Let’s Go to the Movies
During these past few months, like most folks I know, I’ve been watching movies — lots of movies. And by now, my wish list of titles is pretty well picked over. So, whenever a new release comes out, I jump on it, thinking “OK, Netflix, surprise me!”
Well, I got my surprise while watching “The Old Guard.” It checked all of the boxes of being a hero movie with a female lead, contained lots of diversity, and finished with a feel-good message. But my big surprise was discovering that ALS was a plot point.
Spoiler alert: In the movie, one of the key characters, named Mr. Copley, is motivated to join the bad guy’s side because his wife died from ALS. At one point, he recounts her battle, in which she lost the ability to speak, breathe, or “do anything.”
This movie got me thinking about the evolution of disability representation in the media. Especially my disability, ALS.

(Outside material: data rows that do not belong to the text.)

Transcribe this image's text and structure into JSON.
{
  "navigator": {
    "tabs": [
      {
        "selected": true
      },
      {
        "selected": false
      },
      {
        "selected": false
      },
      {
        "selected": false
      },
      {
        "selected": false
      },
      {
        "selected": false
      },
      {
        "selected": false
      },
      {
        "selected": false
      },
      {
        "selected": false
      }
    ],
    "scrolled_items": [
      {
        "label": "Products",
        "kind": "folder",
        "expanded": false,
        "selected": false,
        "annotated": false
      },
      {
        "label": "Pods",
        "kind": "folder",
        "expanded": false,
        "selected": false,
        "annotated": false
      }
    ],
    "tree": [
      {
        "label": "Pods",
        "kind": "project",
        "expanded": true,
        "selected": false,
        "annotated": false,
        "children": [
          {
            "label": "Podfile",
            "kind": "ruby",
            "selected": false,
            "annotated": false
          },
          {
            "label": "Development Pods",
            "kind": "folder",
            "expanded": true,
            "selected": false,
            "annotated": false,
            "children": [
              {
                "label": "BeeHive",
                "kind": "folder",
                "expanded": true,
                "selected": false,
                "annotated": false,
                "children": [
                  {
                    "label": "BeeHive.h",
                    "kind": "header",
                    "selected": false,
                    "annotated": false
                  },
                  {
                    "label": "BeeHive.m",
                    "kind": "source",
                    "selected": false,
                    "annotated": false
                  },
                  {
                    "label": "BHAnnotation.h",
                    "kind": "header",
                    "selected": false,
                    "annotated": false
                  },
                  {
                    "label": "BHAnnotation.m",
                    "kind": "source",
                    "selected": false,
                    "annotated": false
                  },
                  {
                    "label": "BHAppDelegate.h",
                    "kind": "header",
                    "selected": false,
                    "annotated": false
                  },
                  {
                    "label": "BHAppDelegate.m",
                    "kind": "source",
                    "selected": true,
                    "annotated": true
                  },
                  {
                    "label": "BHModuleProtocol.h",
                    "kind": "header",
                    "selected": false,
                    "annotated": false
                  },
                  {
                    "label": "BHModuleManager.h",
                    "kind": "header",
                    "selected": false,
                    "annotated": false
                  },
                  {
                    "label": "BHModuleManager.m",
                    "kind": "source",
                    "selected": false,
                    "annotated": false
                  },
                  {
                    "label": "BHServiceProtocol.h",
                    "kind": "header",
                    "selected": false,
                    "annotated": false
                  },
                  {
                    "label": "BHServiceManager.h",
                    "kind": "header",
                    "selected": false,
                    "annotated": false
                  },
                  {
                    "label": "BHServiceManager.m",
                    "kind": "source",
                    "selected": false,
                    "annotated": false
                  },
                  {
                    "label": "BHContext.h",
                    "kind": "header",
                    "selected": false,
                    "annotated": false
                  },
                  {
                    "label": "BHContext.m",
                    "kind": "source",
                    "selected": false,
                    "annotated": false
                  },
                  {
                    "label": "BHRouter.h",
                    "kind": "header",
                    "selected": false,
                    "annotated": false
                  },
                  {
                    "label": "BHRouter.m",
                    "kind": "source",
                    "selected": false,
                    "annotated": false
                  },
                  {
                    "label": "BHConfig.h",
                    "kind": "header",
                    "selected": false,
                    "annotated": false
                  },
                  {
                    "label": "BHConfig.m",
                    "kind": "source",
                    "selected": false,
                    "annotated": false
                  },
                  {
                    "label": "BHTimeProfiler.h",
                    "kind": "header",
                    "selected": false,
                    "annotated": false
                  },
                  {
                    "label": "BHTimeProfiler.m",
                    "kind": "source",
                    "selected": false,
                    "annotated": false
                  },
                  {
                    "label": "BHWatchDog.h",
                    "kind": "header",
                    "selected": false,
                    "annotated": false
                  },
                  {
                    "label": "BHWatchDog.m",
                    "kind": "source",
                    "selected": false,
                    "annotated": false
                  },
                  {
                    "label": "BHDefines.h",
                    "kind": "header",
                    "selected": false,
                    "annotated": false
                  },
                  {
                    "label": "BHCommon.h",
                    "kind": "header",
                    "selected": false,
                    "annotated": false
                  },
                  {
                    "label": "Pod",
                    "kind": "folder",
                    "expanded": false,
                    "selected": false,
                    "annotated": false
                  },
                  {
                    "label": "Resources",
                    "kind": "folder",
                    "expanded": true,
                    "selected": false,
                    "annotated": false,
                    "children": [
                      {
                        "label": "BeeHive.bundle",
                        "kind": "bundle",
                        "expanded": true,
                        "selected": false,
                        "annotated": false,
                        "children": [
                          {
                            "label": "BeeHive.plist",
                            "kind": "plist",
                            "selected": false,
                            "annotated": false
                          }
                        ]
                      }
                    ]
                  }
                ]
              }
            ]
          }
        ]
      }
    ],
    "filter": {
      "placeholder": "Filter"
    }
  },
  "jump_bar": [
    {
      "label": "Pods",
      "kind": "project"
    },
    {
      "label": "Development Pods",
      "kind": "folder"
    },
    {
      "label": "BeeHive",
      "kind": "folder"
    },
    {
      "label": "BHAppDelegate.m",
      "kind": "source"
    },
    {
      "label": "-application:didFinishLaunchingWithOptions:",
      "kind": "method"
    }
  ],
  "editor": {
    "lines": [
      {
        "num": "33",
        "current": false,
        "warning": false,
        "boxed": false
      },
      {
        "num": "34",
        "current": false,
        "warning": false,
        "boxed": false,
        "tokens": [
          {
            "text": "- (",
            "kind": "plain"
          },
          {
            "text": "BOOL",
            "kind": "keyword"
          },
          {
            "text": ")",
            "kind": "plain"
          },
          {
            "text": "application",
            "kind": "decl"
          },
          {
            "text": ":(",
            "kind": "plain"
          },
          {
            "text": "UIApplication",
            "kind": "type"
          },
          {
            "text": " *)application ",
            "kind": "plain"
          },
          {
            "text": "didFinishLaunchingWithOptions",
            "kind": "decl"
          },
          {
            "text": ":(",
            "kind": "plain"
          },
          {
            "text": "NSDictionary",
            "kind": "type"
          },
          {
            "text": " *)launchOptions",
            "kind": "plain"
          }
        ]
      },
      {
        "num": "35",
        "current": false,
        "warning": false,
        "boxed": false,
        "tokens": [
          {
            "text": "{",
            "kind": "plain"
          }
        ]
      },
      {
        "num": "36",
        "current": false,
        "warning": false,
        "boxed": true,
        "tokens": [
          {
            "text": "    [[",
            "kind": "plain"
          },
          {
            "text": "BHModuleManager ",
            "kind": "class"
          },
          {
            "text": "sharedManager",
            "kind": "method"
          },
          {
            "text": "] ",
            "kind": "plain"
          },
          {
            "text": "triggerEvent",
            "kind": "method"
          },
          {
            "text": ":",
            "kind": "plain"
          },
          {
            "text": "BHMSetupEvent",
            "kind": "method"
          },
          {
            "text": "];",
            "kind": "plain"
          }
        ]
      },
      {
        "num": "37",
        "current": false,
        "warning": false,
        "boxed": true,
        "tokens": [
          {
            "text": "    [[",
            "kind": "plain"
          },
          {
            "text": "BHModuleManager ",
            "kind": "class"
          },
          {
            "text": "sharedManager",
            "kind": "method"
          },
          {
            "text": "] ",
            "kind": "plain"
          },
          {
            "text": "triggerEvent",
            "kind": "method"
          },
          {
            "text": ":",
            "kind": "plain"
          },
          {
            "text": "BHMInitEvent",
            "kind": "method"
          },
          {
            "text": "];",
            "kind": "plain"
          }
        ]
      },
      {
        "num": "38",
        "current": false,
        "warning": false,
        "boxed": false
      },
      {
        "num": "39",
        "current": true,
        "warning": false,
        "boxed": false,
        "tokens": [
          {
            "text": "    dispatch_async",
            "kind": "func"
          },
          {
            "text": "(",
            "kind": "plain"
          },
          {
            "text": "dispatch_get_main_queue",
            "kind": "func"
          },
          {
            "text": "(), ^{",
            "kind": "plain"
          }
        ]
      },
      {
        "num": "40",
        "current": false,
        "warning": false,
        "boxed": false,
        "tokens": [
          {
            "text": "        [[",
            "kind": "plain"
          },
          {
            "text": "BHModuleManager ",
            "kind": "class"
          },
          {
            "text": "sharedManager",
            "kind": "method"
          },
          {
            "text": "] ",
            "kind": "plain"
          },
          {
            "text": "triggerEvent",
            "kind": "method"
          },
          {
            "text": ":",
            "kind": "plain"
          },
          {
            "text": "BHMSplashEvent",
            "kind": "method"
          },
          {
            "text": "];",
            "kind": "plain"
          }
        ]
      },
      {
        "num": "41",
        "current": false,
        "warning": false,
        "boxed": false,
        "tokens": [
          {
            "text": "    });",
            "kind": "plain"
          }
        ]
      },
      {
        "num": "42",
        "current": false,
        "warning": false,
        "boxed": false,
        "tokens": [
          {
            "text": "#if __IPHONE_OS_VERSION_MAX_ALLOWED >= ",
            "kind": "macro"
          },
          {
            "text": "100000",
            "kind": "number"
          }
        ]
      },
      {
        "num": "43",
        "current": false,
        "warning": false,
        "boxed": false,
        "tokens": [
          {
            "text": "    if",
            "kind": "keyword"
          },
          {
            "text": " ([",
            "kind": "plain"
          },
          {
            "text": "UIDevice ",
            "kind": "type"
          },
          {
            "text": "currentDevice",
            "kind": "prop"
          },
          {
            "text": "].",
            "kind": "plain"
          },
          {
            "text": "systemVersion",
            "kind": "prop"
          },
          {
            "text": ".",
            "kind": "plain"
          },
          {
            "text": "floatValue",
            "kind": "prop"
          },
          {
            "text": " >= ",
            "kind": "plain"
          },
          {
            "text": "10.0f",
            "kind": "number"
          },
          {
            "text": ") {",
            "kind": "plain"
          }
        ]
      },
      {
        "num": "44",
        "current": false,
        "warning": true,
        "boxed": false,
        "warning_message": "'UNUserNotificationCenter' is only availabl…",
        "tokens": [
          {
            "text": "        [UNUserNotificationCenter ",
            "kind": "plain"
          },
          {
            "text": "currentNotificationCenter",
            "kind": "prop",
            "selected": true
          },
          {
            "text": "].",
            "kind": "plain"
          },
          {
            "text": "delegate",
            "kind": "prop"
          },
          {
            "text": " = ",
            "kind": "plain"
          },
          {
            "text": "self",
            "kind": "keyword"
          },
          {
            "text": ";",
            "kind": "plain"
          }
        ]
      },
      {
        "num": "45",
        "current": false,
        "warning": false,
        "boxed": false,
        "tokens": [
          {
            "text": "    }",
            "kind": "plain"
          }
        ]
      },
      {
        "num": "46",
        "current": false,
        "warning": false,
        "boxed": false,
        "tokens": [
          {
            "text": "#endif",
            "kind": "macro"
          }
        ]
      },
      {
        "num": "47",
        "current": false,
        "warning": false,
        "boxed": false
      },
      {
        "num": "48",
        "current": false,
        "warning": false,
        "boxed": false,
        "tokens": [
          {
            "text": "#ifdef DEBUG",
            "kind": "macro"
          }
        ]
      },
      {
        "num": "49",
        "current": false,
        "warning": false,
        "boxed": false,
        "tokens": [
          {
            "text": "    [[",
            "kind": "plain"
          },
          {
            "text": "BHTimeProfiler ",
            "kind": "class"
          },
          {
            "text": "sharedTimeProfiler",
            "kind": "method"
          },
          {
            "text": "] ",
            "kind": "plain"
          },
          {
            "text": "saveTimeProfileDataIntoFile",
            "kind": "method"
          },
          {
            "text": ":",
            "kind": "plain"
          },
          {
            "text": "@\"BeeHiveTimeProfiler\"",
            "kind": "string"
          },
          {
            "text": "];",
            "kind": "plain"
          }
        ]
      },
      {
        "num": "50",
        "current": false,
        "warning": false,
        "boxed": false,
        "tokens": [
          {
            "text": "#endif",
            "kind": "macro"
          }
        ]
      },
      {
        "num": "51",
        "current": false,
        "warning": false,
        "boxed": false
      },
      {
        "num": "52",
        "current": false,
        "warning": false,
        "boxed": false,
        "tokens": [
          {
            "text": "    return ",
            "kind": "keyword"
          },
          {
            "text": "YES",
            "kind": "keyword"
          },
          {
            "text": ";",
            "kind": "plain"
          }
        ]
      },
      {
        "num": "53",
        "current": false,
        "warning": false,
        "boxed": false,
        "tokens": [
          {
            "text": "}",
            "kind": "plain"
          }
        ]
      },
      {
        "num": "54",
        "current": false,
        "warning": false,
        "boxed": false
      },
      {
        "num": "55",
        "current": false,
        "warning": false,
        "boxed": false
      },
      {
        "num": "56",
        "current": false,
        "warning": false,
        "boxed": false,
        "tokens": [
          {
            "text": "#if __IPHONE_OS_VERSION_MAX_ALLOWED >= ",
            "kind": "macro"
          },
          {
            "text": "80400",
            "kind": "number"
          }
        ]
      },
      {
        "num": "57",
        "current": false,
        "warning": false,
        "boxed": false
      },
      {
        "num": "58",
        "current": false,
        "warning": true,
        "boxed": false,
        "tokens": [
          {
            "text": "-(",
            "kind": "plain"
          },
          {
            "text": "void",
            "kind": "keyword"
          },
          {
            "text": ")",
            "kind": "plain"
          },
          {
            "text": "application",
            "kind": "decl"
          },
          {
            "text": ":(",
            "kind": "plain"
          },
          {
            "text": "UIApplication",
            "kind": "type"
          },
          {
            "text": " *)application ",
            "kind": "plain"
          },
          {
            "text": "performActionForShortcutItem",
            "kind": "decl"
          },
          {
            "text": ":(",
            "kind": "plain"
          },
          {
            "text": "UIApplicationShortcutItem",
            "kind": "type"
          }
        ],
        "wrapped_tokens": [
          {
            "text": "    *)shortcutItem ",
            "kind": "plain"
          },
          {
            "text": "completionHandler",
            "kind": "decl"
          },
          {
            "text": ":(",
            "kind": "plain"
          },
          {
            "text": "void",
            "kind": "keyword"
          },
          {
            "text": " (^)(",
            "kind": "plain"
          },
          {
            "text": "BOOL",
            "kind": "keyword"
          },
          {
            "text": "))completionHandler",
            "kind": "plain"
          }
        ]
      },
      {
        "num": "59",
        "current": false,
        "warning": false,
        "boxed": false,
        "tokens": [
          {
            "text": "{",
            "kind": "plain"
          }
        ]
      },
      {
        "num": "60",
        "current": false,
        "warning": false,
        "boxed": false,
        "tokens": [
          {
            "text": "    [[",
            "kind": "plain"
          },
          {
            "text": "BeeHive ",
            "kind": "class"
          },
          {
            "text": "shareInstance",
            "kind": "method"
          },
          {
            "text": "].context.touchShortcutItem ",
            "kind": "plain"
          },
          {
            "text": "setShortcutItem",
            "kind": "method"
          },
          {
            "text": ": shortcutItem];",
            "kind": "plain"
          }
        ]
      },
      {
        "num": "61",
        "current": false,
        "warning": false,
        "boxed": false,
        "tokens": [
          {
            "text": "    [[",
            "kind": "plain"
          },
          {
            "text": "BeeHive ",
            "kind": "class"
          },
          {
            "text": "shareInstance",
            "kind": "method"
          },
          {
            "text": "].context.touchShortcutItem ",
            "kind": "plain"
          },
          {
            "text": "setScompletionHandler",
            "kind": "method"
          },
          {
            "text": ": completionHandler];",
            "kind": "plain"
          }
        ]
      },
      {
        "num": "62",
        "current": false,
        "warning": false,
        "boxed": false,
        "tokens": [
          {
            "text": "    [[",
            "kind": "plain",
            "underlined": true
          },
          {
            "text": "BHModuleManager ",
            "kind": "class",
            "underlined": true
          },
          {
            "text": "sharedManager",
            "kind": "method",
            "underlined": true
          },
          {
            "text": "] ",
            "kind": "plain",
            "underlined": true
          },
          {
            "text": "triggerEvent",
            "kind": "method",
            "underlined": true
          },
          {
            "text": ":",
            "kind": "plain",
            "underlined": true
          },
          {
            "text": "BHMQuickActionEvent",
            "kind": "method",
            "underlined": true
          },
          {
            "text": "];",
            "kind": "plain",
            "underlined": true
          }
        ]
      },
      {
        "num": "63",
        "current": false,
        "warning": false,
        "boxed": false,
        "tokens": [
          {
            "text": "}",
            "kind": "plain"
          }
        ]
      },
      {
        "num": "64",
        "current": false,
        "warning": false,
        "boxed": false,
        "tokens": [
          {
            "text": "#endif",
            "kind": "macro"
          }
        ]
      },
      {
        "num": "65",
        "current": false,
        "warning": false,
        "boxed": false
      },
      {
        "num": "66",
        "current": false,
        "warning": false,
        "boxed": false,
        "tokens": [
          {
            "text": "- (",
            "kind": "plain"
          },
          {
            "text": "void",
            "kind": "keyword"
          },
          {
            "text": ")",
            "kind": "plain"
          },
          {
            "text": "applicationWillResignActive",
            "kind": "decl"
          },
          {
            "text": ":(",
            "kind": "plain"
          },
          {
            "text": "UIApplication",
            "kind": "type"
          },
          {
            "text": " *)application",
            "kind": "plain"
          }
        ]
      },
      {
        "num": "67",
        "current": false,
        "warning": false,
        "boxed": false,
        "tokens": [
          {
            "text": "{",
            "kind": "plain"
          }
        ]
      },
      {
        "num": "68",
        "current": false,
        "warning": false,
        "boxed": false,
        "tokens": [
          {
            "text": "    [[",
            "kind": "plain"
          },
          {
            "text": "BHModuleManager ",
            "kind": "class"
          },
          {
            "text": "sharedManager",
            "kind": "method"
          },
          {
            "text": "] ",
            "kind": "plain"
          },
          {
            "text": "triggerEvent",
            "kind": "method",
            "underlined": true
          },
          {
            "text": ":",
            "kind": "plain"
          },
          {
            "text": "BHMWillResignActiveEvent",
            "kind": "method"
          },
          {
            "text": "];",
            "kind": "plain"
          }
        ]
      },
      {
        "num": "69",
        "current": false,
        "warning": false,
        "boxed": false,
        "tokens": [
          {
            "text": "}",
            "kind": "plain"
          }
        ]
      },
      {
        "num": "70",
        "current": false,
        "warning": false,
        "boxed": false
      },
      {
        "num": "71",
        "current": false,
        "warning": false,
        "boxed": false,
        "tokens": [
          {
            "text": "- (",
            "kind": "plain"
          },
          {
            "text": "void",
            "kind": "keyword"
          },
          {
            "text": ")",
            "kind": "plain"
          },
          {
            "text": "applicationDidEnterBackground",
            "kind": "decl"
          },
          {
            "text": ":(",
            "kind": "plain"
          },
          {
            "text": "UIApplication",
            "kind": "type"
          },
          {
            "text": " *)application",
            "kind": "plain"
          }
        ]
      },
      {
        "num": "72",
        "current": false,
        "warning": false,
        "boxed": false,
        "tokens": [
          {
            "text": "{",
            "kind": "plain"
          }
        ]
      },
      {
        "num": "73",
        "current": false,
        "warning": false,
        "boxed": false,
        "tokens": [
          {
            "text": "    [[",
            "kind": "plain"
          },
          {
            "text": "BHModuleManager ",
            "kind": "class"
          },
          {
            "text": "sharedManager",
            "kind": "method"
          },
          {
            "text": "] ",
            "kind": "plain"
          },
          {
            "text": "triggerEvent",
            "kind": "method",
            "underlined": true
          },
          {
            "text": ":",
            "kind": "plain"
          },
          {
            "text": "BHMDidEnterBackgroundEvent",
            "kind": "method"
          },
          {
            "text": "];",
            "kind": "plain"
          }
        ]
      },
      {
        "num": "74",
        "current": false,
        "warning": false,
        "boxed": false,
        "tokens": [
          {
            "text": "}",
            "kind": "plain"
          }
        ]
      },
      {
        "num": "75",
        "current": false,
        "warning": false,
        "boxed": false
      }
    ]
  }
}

Are there movies showing ALS?
Of course, I’ve become more sensitive to the issue since receiving my own diagnosis of ALS in 2010. At that time, the media paid little attention to ALS. But in 2014, the Ice Bucket Challenge put a spotlight on the disease. That same year, Hollywood debuted two movies featuring an ALS patient as the main character. I cheered.
“You’re Not You,” starring Hilary Swank, tells the story of a classical pianist having to deal with the aftermath of an ALS diagnosis. Fighting her family’s disdain and an unsupportive community, she finally finds encouragement when she hires an offbeat, fun caregiver.
The 2014 biopic of British physicist Stephen Hawking, “The Theory of Everything,” shows the progression of his disease in vivid detail. But rather than dissolving into a sad storyline, the depiction evokes reality. Eddie Redmayne, who won an Oscar for his portrayal of Hawking, took great care and spent an extraordinary amount of time learning how to accurately portray the various symptoms of ALS.
Did you know that in 2019’s “Joker,” the infamous comic book villain played by Joaquin Phoenix struggles with an illness that is very real to anyone with ALS? While the movie never names what specific illnesses Phoenix’s character has been diagnosed with, he experiences fits of uncontrollable laughter. These same symptoms manifest in people who have ALS, traumatic brain injuries, and other neurological conditions. It’s called pseudobulbar affect, or PBA.
These episodes can go on for minutes at a time and can cause embarrassment, social isolation, distress, and depression. PBA is thought to affect 2 to 7 million people in the U.S.
ALS visibility in the media is definitely moving in the right direction. Although we have a long way to go, I applaud Hollywood’s role in raising the profile of disabilities and rare diseases. Especially since we’ve only recently emerged from a dismal ALS Awareness Month due to current global challenges. Unfortunately, this year’s event meant that traditional activities such as fundraising walks, runs, and auctions had to go online.
We who live with ALS are the stars in our own hero movies. We live with family, friends, and caregivers who are our supporting cast. Let’s go forward and look to the happy ending, because I believe we can live well while living with ALS.
Note: ALS News Today is strictly a news and information website about the disease. It does not provide medical advice, diagnosis, or treatment. This content is not intended to be a substitute for professional medical advice, diagnosis, or treatment. Always seek the advice of your physician or other qualified health provider with any questions you may have regarding a medical condition. Never disregard professional medical advice or delay in seeking it because of something you have read on this website. The opinions expressed in this column are not those of ALS News Today or its parent company, BioNews Services, and are intended to spark discussion about issues pertaining to ALS.